In parts of the country where electricity rates are low, a heat pump can provide a cheaper alternative to a standard, fuel-based furnace. But it's important to consider the outside climate as well. In temperatures under 40 degrees Fahrenheit, compressing heat from outside air becomes problematic, and a system of electric or gas-fired resistance coils (essentially a mini-furnace) kicks in to provide heating for your home. These are not as efficient as a traditional furnace. Furnaces, meanwhile, can't effectively cool hot summer air and, without the addition of an air conditioner — which is actually a one-way heat pump — won't be able to cool your home.
Ultimately, the choice between a furnace and heat pump comes down to your climate, the cost of your electricity and gas and which type of heating you prefer.
Editor's note: This is an updated version of an article that was originally posted on April 19, 2013.
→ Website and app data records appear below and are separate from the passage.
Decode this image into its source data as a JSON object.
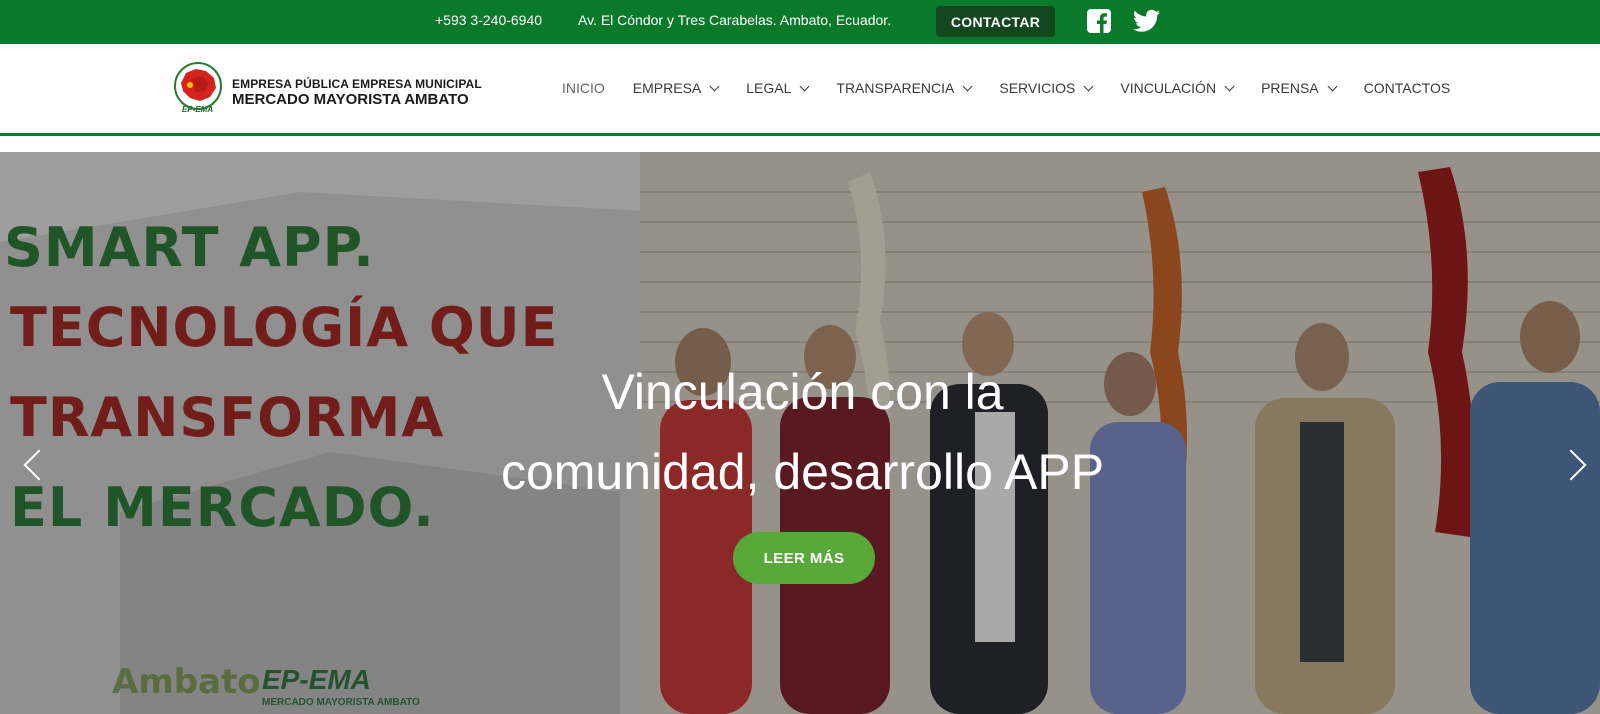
{
  "topbar": {
    "phone": "+593 3-240-6940",
    "address": "Av. El Cóndor y Tres Carabelas. Ambato, Ecuador.",
    "contact_button": "CONTACTAR",
    "icons": [
      "facebook-icon",
      "twitter-icon"
    ],
    "background": "#0a7a2a"
  },
  "header": {
    "logo_line1": "EMPRESA PÚBLICA EMPRESA MUNICIPAL",
    "logo_line2": "MERCADO MAYORISTA AMBATO",
    "logo_badge": "EP-EMA",
    "nav": [
      {
        "label": "INICIO",
        "dropdown": false,
        "active": true
      },
      {
        "label": "EMPRESA",
        "dropdown": true
      },
      {
        "label": "LEGAL",
        "dropdown": true
      },
      {
        "label": "TRANSPARENCIA",
        "dropdown": true
      },
      {
        "label": "SERVICIOS",
        "dropdown": true
      },
      {
        "label": "VINCULACIÓN",
        "dropdown": true
      },
      {
        "label": "PRENSA",
        "dropdown": true
      },
      {
        "label": "CONTACTOS",
        "dropdown": false
      }
    ]
  },
  "hero": {
    "poster_lines": [
      "SMART APP.",
      "TECNOLOGÍA QUE",
      "TRANSFORMA",
      "EL MERCADO."
    ],
    "title_line1": "Vinculación con la",
    "title_line2": "comunidad, desarrollo APP",
    "button": "LEER MÁS",
    "bottom_logo_ambato": "Ambato",
    "bottom_logo_epema": "EP-EMA",
    "bottom_logo_epema_sub": "MERCADO MAYORISTA AMBATO",
    "button_color": "#58a83a"
  }
}
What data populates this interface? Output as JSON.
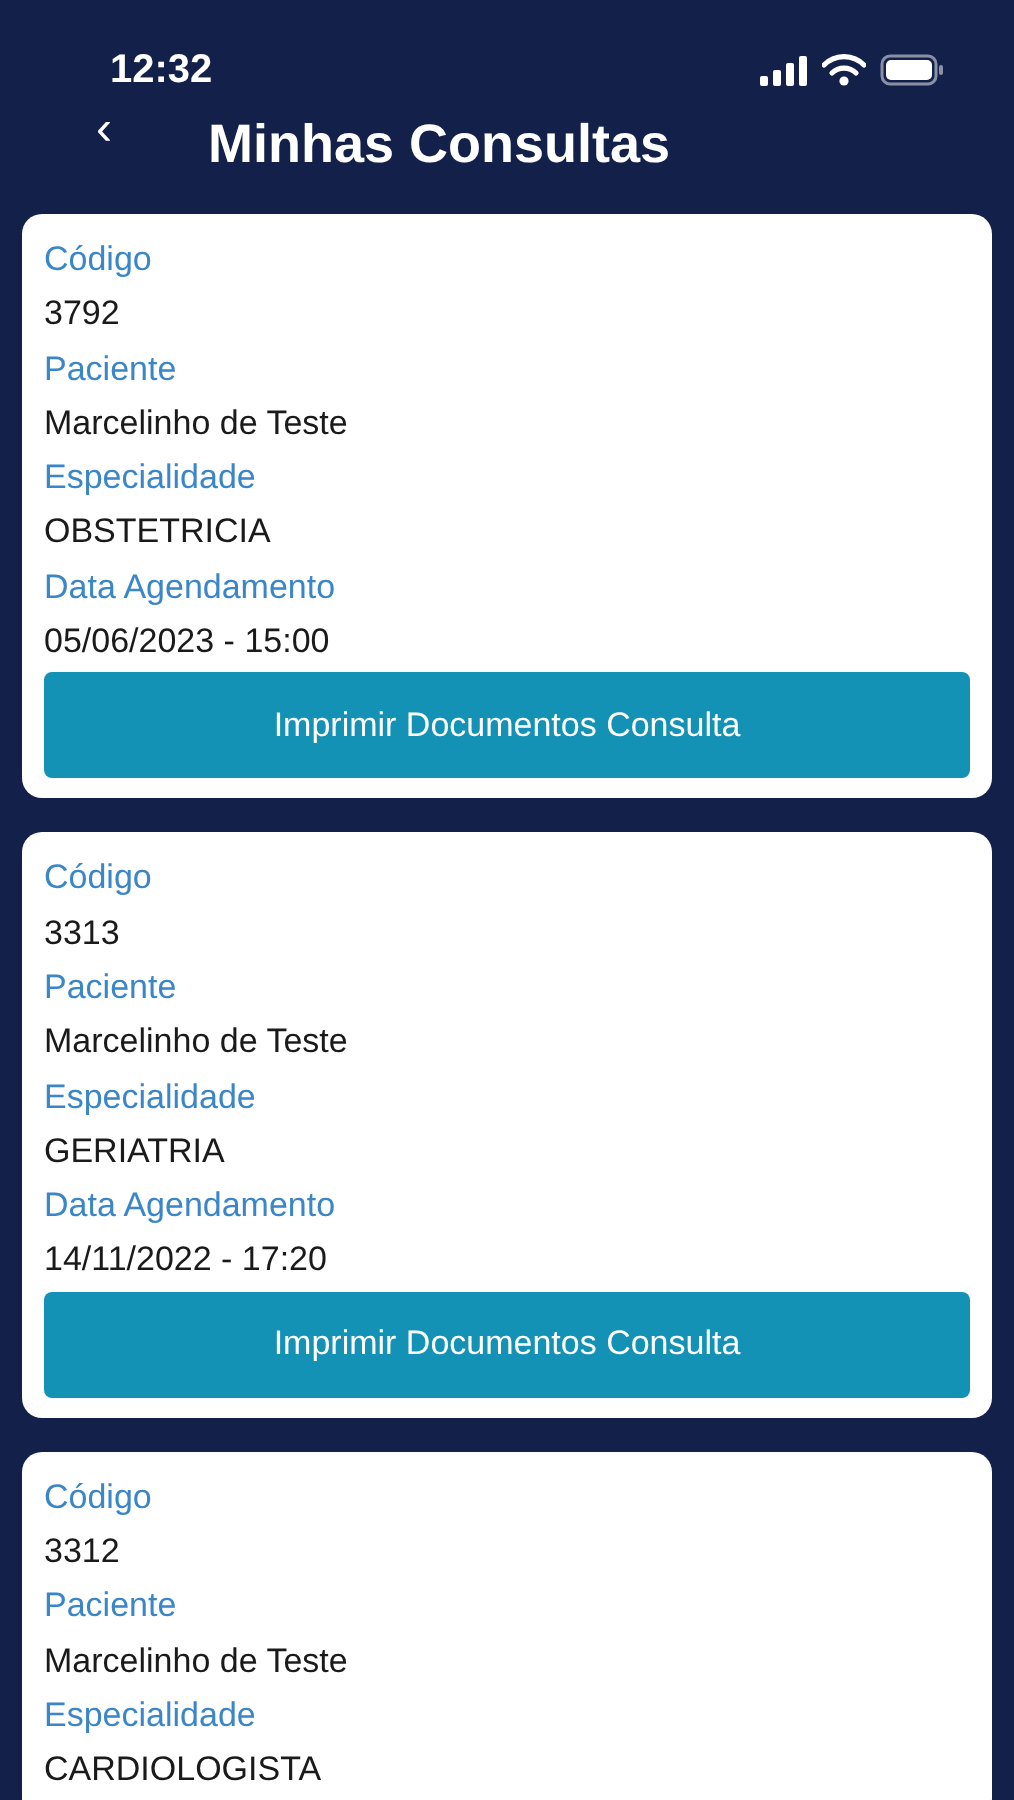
{
  "status_bar": {
    "time": "12:32"
  },
  "header": {
    "back": "‹",
    "title": "Minhas Consultas"
  },
  "cards": [
    {
      "fields": [
        {
          "label": "Código",
          "value": "3792"
        },
        {
          "label": "Paciente",
          "value": "Marcelinho de Teste"
        },
        {
          "label": "Especialidade",
          "value": "OBSTETRICIA"
        },
        {
          "label": "Data Agendamento",
          "value": "05/06/2023 - 15:00"
        }
      ],
      "button": "Imprimir Documentos Consulta"
    },
    {
      "fields": [
        {
          "label": "Código",
          "value": "3313"
        },
        {
          "label": "Paciente",
          "value": "Marcelinho de Teste"
        },
        {
          "label": "Especialidade",
          "value": "GERIATRIA"
        },
        {
          "label": "Data Agendamento",
          "value": "14/11/2022 - 17:20"
        }
      ],
      "button": "Imprimir Documentos Consulta"
    },
    {
      "fields": [
        {
          "label": "Código",
          "value": "3312"
        },
        {
          "label": "Paciente",
          "value": "Marcelinho de Teste"
        },
        {
          "label": "Especialidade",
          "value": "CARDIOLOGISTA"
        }
      ]
    }
  ]
}
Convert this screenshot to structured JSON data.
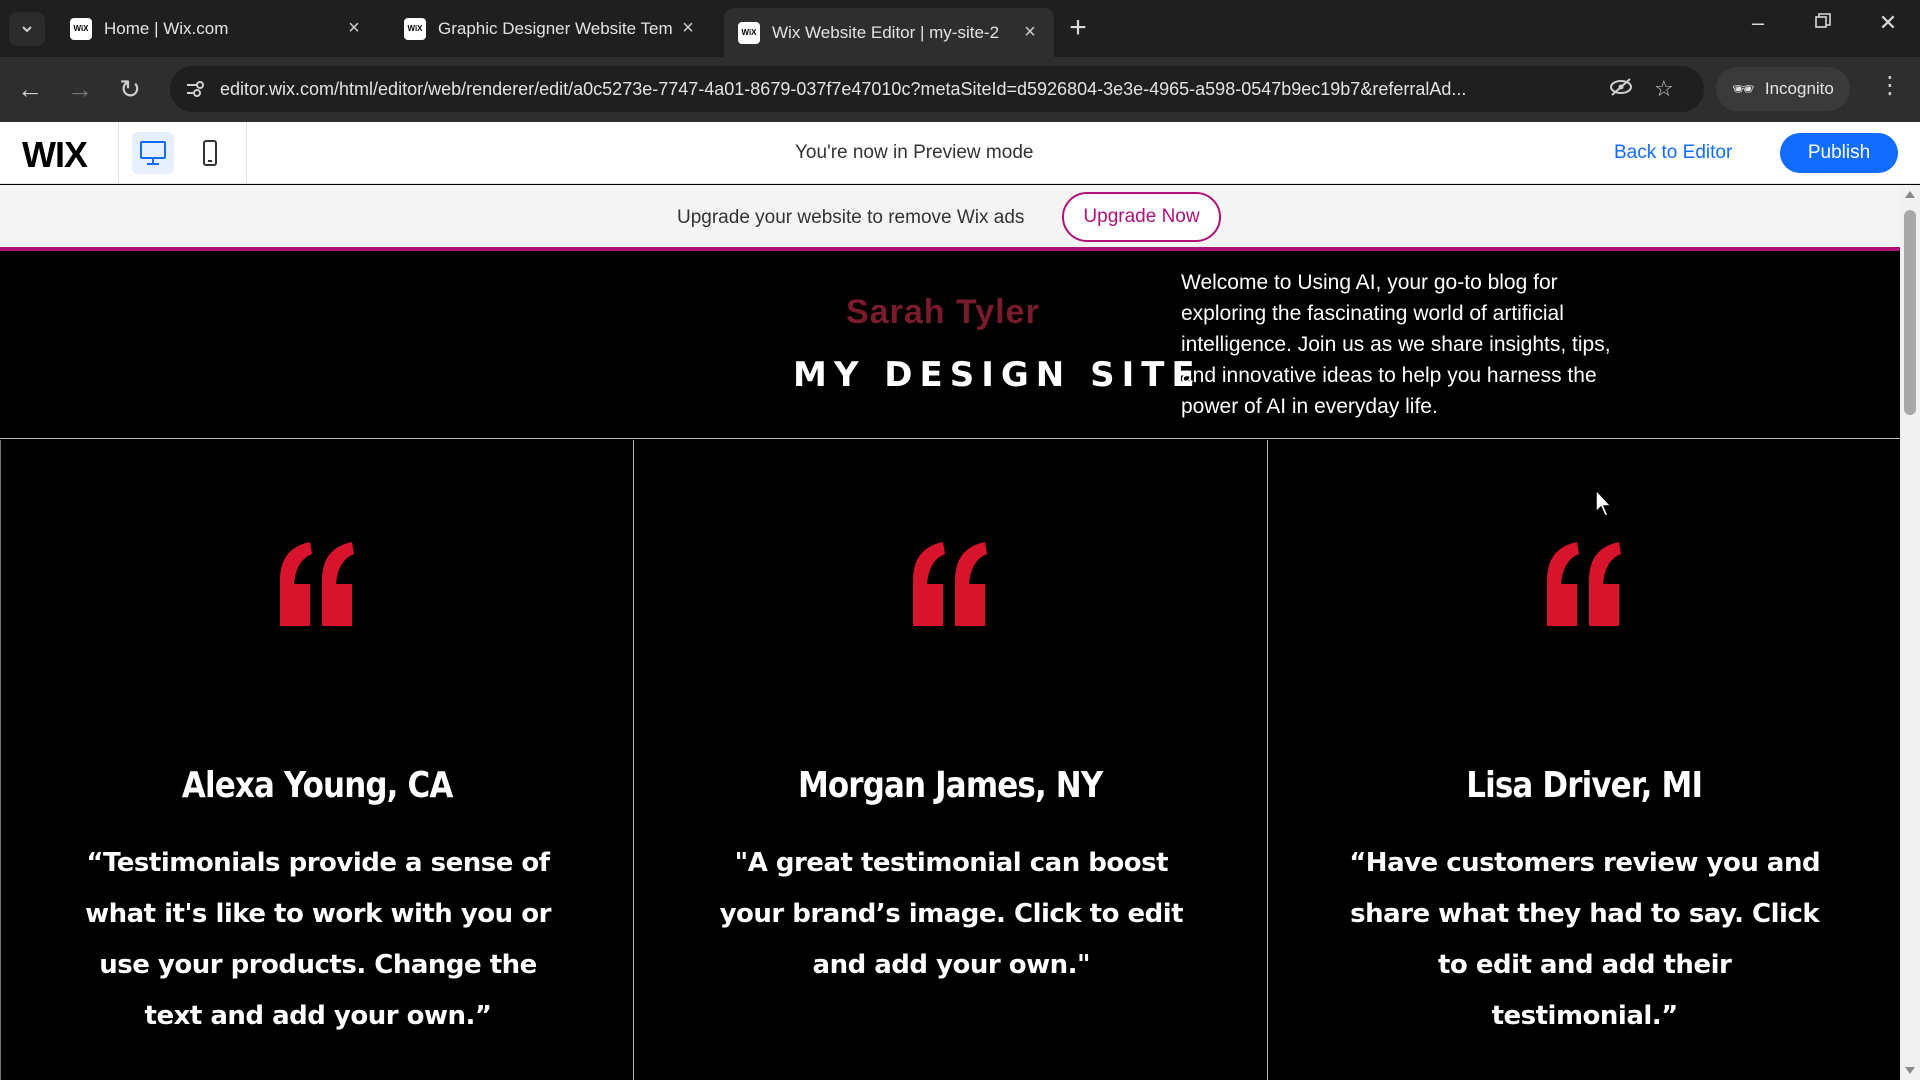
{
  "browser": {
    "tabs": [
      {
        "title": "Home | Wix.com",
        "favicon": "WiX"
      },
      {
        "title": "Graphic Designer Website Tem",
        "favicon": "WiX"
      },
      {
        "title": "Wix Website Editor | my-site-2",
        "favicon": "WiX"
      }
    ],
    "url": "editor.wix.com/html/editor/web/renderer/edit/a0c5273e-7747-4a01-8679-037f7e47010c?metaSiteId=d5926804-3e3e-4965-a598-0547b9ec19b7&referralAd...",
    "incognito_label": "Incognito"
  },
  "wixbar": {
    "logo": "WIX",
    "preview_message": "You're now in Preview mode",
    "back_to_editor": "Back to Editor",
    "publish": "Publish"
  },
  "ad_banner": {
    "text": "Upgrade your website to remove Wix ads",
    "button": "Upgrade Now"
  },
  "site": {
    "owner": "Sarah Tyler",
    "title": "MY DESIGN SITE",
    "intro": "Welcome to Using AI, your go-to blog for exploring the fascinating world of artificial intelligence. Join us as we share insights, tips, and innovative ideas to help you harness the power of AI in everyday life."
  },
  "testimonials": [
    {
      "name": "Alexa Young, CA",
      "quote": "“Testimonials provide a sense of what it's like to work with you or use your products. Change the text and add your own.”"
    },
    {
      "name": "Morgan James, NY",
      "quote": "\"A great testimonial can boost your brand’s image. Click to edit and add your own.\""
    },
    {
      "name": "Lisa Driver, MI",
      "quote": "“Have customers review you and share what they had to say. Click to edit and add their testimonial.”"
    }
  ],
  "colors": {
    "accent_red": "#d7142c",
    "wix_blue": "#116dff",
    "ad_magenta": "#b0127a",
    "owner_color": "#7a1b2b"
  }
}
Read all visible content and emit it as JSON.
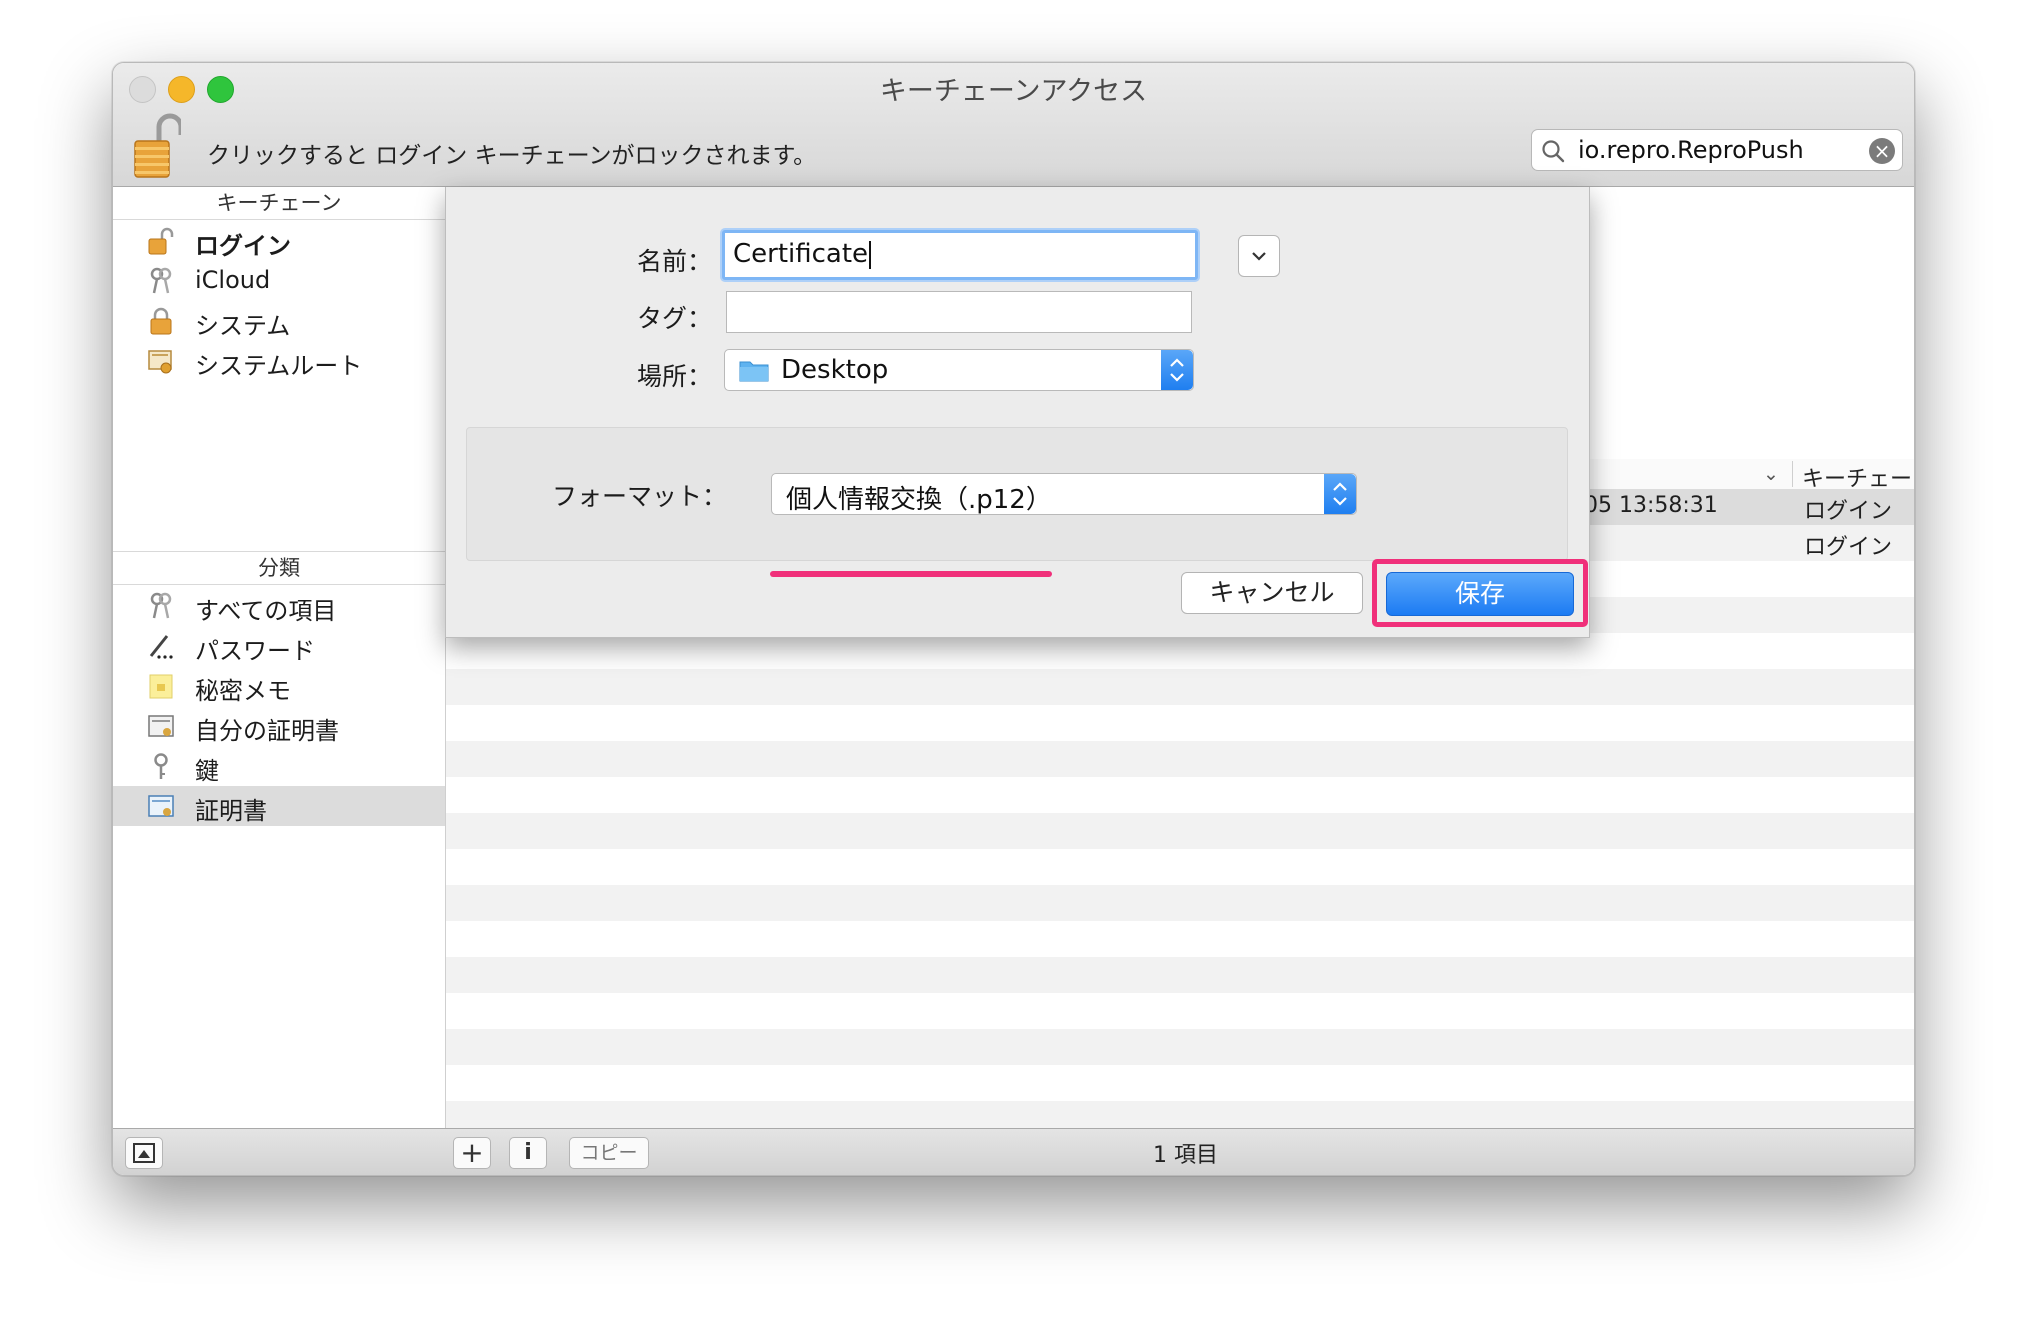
{
  "window": {
    "title": "キーチェーンアクセス"
  },
  "toolbar": {
    "lock_text": "クリックすると ログイン キーチェーンがロックされます。",
    "search_value": "io.repro.ReproPush"
  },
  "sidebar": {
    "keychains_header": "キーチェーン",
    "keychains": [
      {
        "label": "ログイン"
      },
      {
        "label": "iCloud"
      },
      {
        "label": "システム"
      },
      {
        "label": "システムルート"
      }
    ],
    "category_header": "分類",
    "categories": [
      {
        "label": "すべての項目"
      },
      {
        "label": "パスワード"
      },
      {
        "label": "秘密メモ"
      },
      {
        "label": "自分の証明書"
      },
      {
        "label": "鍵"
      },
      {
        "label": "証明書"
      }
    ]
  },
  "list": {
    "column_keychain": "キーチェーン",
    "rows": [
      {
        "date": "05 13:58:31",
        "keychain": "ログイン"
      },
      {
        "date": "",
        "keychain": "ログイン"
      }
    ]
  },
  "dialog": {
    "name_label": "名前：",
    "name_value": "Certificate",
    "tags_label": "タグ：",
    "tags_value": "",
    "location_label": "場所：",
    "location_value": "Desktop",
    "format_label": "フォーマット：",
    "format_value": "個人情報交換（.p12）",
    "cancel_label": "キャンセル",
    "save_label": "保存"
  },
  "statusbar": {
    "copy_label": "コピー",
    "info_label": "i",
    "status": "1 項目"
  },
  "colors": {
    "accent": "#1c7bf3",
    "highlight": "#f0307a"
  }
}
Did you choose a heat pump for your home? Tell us why in the comments.